* _The problem_
The answer must consist of each line of the records below that contains the string "Certificados".

::::::::::

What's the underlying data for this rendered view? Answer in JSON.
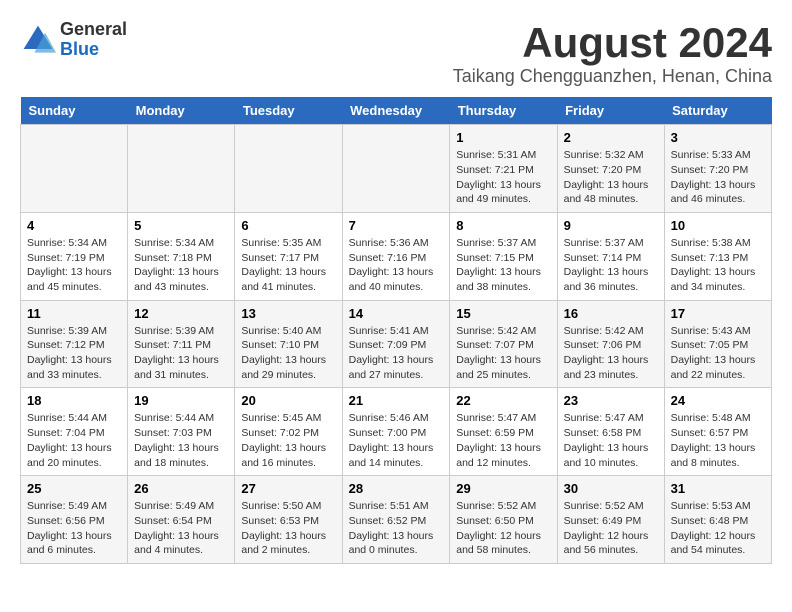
{
  "logo": {
    "general": "General",
    "blue": "Blue"
  },
  "title": "August 2024",
  "subtitle": "Taikang Chengguanzhen, Henan, China",
  "weekdays": [
    "Sunday",
    "Monday",
    "Tuesday",
    "Wednesday",
    "Thursday",
    "Friday",
    "Saturday"
  ],
  "weeks": [
    [
      {
        "num": "",
        "info": ""
      },
      {
        "num": "",
        "info": ""
      },
      {
        "num": "",
        "info": ""
      },
      {
        "num": "",
        "info": ""
      },
      {
        "num": "1",
        "info": "Sunrise: 5:31 AM\nSunset: 7:21 PM\nDaylight: 13 hours and 49 minutes."
      },
      {
        "num": "2",
        "info": "Sunrise: 5:32 AM\nSunset: 7:20 PM\nDaylight: 13 hours and 48 minutes."
      },
      {
        "num": "3",
        "info": "Sunrise: 5:33 AM\nSunset: 7:20 PM\nDaylight: 13 hours and 46 minutes."
      }
    ],
    [
      {
        "num": "4",
        "info": "Sunrise: 5:34 AM\nSunset: 7:19 PM\nDaylight: 13 hours and 45 minutes."
      },
      {
        "num": "5",
        "info": "Sunrise: 5:34 AM\nSunset: 7:18 PM\nDaylight: 13 hours and 43 minutes."
      },
      {
        "num": "6",
        "info": "Sunrise: 5:35 AM\nSunset: 7:17 PM\nDaylight: 13 hours and 41 minutes."
      },
      {
        "num": "7",
        "info": "Sunrise: 5:36 AM\nSunset: 7:16 PM\nDaylight: 13 hours and 40 minutes."
      },
      {
        "num": "8",
        "info": "Sunrise: 5:37 AM\nSunset: 7:15 PM\nDaylight: 13 hours and 38 minutes."
      },
      {
        "num": "9",
        "info": "Sunrise: 5:37 AM\nSunset: 7:14 PM\nDaylight: 13 hours and 36 minutes."
      },
      {
        "num": "10",
        "info": "Sunrise: 5:38 AM\nSunset: 7:13 PM\nDaylight: 13 hours and 34 minutes."
      }
    ],
    [
      {
        "num": "11",
        "info": "Sunrise: 5:39 AM\nSunset: 7:12 PM\nDaylight: 13 hours and 33 minutes."
      },
      {
        "num": "12",
        "info": "Sunrise: 5:39 AM\nSunset: 7:11 PM\nDaylight: 13 hours and 31 minutes."
      },
      {
        "num": "13",
        "info": "Sunrise: 5:40 AM\nSunset: 7:10 PM\nDaylight: 13 hours and 29 minutes."
      },
      {
        "num": "14",
        "info": "Sunrise: 5:41 AM\nSunset: 7:09 PM\nDaylight: 13 hours and 27 minutes."
      },
      {
        "num": "15",
        "info": "Sunrise: 5:42 AM\nSunset: 7:07 PM\nDaylight: 13 hours and 25 minutes."
      },
      {
        "num": "16",
        "info": "Sunrise: 5:42 AM\nSunset: 7:06 PM\nDaylight: 13 hours and 23 minutes."
      },
      {
        "num": "17",
        "info": "Sunrise: 5:43 AM\nSunset: 7:05 PM\nDaylight: 13 hours and 22 minutes."
      }
    ],
    [
      {
        "num": "18",
        "info": "Sunrise: 5:44 AM\nSunset: 7:04 PM\nDaylight: 13 hours and 20 minutes."
      },
      {
        "num": "19",
        "info": "Sunrise: 5:44 AM\nSunset: 7:03 PM\nDaylight: 13 hours and 18 minutes."
      },
      {
        "num": "20",
        "info": "Sunrise: 5:45 AM\nSunset: 7:02 PM\nDaylight: 13 hours and 16 minutes."
      },
      {
        "num": "21",
        "info": "Sunrise: 5:46 AM\nSunset: 7:00 PM\nDaylight: 13 hours and 14 minutes."
      },
      {
        "num": "22",
        "info": "Sunrise: 5:47 AM\nSunset: 6:59 PM\nDaylight: 13 hours and 12 minutes."
      },
      {
        "num": "23",
        "info": "Sunrise: 5:47 AM\nSunset: 6:58 PM\nDaylight: 13 hours and 10 minutes."
      },
      {
        "num": "24",
        "info": "Sunrise: 5:48 AM\nSunset: 6:57 PM\nDaylight: 13 hours and 8 minutes."
      }
    ],
    [
      {
        "num": "25",
        "info": "Sunrise: 5:49 AM\nSunset: 6:56 PM\nDaylight: 13 hours and 6 minutes."
      },
      {
        "num": "26",
        "info": "Sunrise: 5:49 AM\nSunset: 6:54 PM\nDaylight: 13 hours and 4 minutes."
      },
      {
        "num": "27",
        "info": "Sunrise: 5:50 AM\nSunset: 6:53 PM\nDaylight: 13 hours and 2 minutes."
      },
      {
        "num": "28",
        "info": "Sunrise: 5:51 AM\nSunset: 6:52 PM\nDaylight: 13 hours and 0 minutes."
      },
      {
        "num": "29",
        "info": "Sunrise: 5:52 AM\nSunset: 6:50 PM\nDaylight: 12 hours and 58 minutes."
      },
      {
        "num": "30",
        "info": "Sunrise: 5:52 AM\nSunset: 6:49 PM\nDaylight: 12 hours and 56 minutes."
      },
      {
        "num": "31",
        "info": "Sunrise: 5:53 AM\nSunset: 6:48 PM\nDaylight: 12 hours and 54 minutes."
      }
    ]
  ]
}
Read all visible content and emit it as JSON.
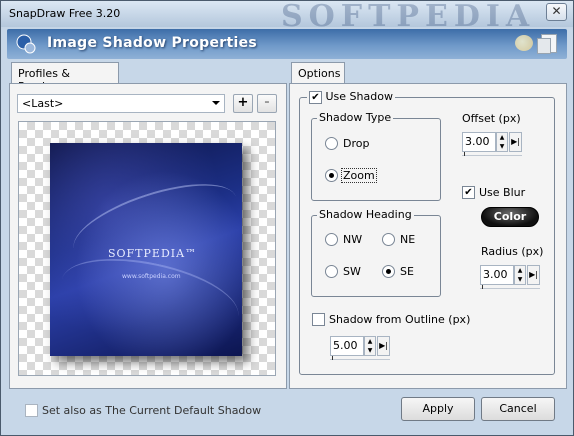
{
  "window": {
    "title": "SnapDraw Free 3.20",
    "watermark": "SOFTPEDIA"
  },
  "header": {
    "title": "Image Shadow Properties"
  },
  "left": {
    "tab_label": "Profiles & Preview",
    "profile_select": "<Last>",
    "add_label": "+",
    "remove_label": "-",
    "preview_logo": "SOFTPEDIA™",
    "preview_url": "www.softpedia.com"
  },
  "right": {
    "tab_label": "Options",
    "use_shadow": {
      "label": "Use Shadow",
      "checked": true
    },
    "shadow_type": {
      "label": "Shadow Type",
      "options": [
        {
          "label": "Drop",
          "checked": false
        },
        {
          "label": "Zoom",
          "checked": true
        }
      ]
    },
    "offset": {
      "label": "Offset (px)",
      "value": "3.00"
    },
    "use_blur": {
      "label": "Use Blur",
      "checked": true
    },
    "color_label": "Color",
    "shadow_heading": {
      "label": "Shadow Heading",
      "options": [
        {
          "label": "NW",
          "checked": false
        },
        {
          "label": "NE",
          "checked": false
        },
        {
          "label": "SW",
          "checked": false
        },
        {
          "label": "SE",
          "checked": true
        }
      ]
    },
    "radius": {
      "label": "Radius (px)",
      "value": "3.00"
    },
    "shadow_from_outline": {
      "label": "Shadow from Outline (px)",
      "checked": false,
      "value": "5.00"
    }
  },
  "footer": {
    "default_label": "Set also as The Current Default Shadow",
    "apply_label": "Apply",
    "cancel_label": "Cancel"
  }
}
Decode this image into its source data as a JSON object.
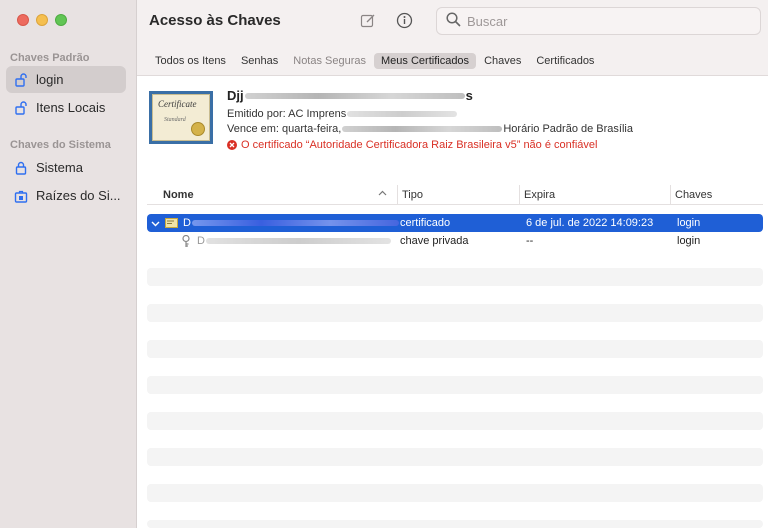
{
  "app": {
    "title": "Acesso às Chaves"
  },
  "sidebar": {
    "section_default": "Chaves Padrão",
    "section_system": "Chaves do Sistema",
    "items": [
      {
        "label": "login",
        "icon": "lock-open-icon"
      },
      {
        "label": "Itens Locais",
        "icon": "lock-open-icon"
      },
      {
        "label": "Sistema",
        "icon": "lock-icon"
      },
      {
        "label": "Raízes do Si...",
        "icon": "cabinet-lock-icon"
      }
    ]
  },
  "search": {
    "placeholder": "Buscar",
    "value": ""
  },
  "tabs": [
    {
      "label": "Todos os Itens"
    },
    {
      "label": "Senhas"
    },
    {
      "label": "Notas Seguras"
    },
    {
      "label": "Meus Certificados"
    },
    {
      "label": "Chaves"
    },
    {
      "label": "Certificados"
    }
  ],
  "certificate": {
    "image_title": "Certificate",
    "image_subtitle": "Standard",
    "name_prefix": "Djj",
    "name_suffix": "s",
    "issuer_label": "Emitido por: AC Imprens",
    "expires_label": "Vence em: quarta-feira,",
    "expires_suffix": "Horário Padrão de Brasília",
    "warning": "O certificado “Autoridade Certificadora Raiz Brasileira v5” não é confiável"
  },
  "table": {
    "columns": [
      "Nome",
      "Tipo",
      "Expira",
      "Chaves"
    ],
    "rows": [
      {
        "name_prefix": "D",
        "tipo": "certificado",
        "expira": "6 de jul. de 2022 14:09:23",
        "chaves": "login"
      },
      {
        "name_prefix": "D",
        "tipo": "chave privada",
        "expira": "--",
        "chaves": "login"
      }
    ]
  },
  "colors": {
    "accent": "#1f5fd6",
    "error": "#d93025"
  }
}
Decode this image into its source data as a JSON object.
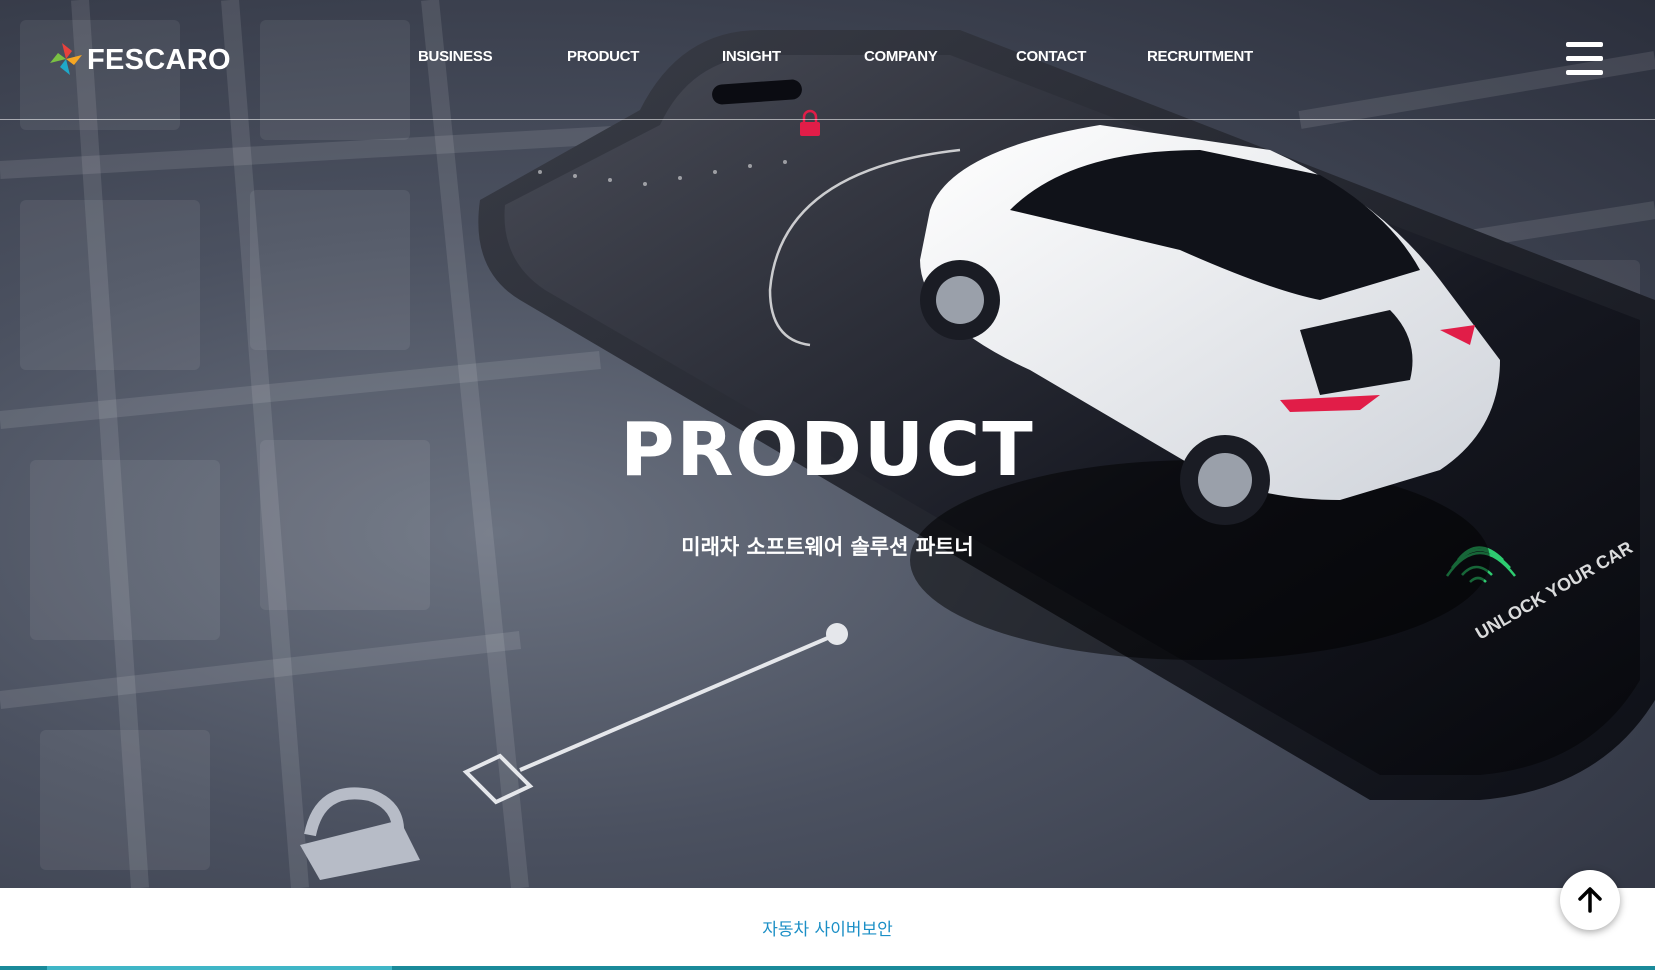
{
  "brand": {
    "name": "FESCARO"
  },
  "nav": {
    "items": [
      {
        "label": "BUSINESS"
      },
      {
        "label": "PRODUCT"
      },
      {
        "label": "INSIGHT"
      },
      {
        "label": "COMPANY"
      },
      {
        "label": "CONTACT"
      },
      {
        "label": "RECRUITMENT"
      }
    ],
    "menu_icon": "hamburger-icon"
  },
  "hero": {
    "title": "PRODUCT",
    "subtitle": "미래차 소프트웨어 솔루션 파트너",
    "image_text": "UNLOCK YOUR CAR"
  },
  "tabs": {
    "active_label": "자동차 사이버보안"
  },
  "scroll_top": {
    "icon": "arrow-up-icon"
  },
  "colors": {
    "accent": "#1b8fc6",
    "tab_line": "#1a8a9a",
    "fingerprint": "#2ecc71",
    "brake_light": "#e11d48"
  }
}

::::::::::

* _Solution to this problem_
      "label": "Meus Certificados"
      "label": "Certificados"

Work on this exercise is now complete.